### Work to complete
How many lines of the entries hold the string "Документация"? Reply with the number alone.

*** Opening of Extracted records ***

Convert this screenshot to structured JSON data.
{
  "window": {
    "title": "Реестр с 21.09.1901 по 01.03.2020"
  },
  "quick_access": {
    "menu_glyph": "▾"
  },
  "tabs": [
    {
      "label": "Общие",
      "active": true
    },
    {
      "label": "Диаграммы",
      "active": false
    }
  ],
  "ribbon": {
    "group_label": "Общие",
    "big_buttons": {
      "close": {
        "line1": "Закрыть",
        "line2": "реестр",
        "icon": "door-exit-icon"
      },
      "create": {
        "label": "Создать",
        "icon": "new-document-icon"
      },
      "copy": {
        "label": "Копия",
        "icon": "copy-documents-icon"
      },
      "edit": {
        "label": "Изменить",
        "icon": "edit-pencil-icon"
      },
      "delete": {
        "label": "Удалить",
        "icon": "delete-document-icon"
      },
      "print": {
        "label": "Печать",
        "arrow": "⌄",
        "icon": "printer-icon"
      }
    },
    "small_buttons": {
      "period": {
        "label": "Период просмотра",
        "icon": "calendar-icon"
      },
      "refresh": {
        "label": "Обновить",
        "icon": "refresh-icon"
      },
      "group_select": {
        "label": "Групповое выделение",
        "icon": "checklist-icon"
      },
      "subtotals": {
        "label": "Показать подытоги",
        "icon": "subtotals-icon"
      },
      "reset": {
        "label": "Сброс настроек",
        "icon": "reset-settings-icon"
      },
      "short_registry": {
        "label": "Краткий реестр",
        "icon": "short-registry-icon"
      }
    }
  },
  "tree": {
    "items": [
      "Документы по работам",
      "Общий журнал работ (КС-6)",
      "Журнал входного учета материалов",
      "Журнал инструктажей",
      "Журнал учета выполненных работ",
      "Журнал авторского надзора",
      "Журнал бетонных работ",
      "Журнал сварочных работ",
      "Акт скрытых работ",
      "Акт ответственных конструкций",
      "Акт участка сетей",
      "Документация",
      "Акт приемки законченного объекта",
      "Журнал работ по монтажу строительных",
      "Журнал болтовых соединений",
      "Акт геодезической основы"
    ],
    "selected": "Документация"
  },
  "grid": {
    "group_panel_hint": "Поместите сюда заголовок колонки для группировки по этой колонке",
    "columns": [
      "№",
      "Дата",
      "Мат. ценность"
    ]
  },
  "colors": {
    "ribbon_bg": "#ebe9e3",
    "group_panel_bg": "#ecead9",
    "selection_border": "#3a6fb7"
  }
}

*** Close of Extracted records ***

### Task result
2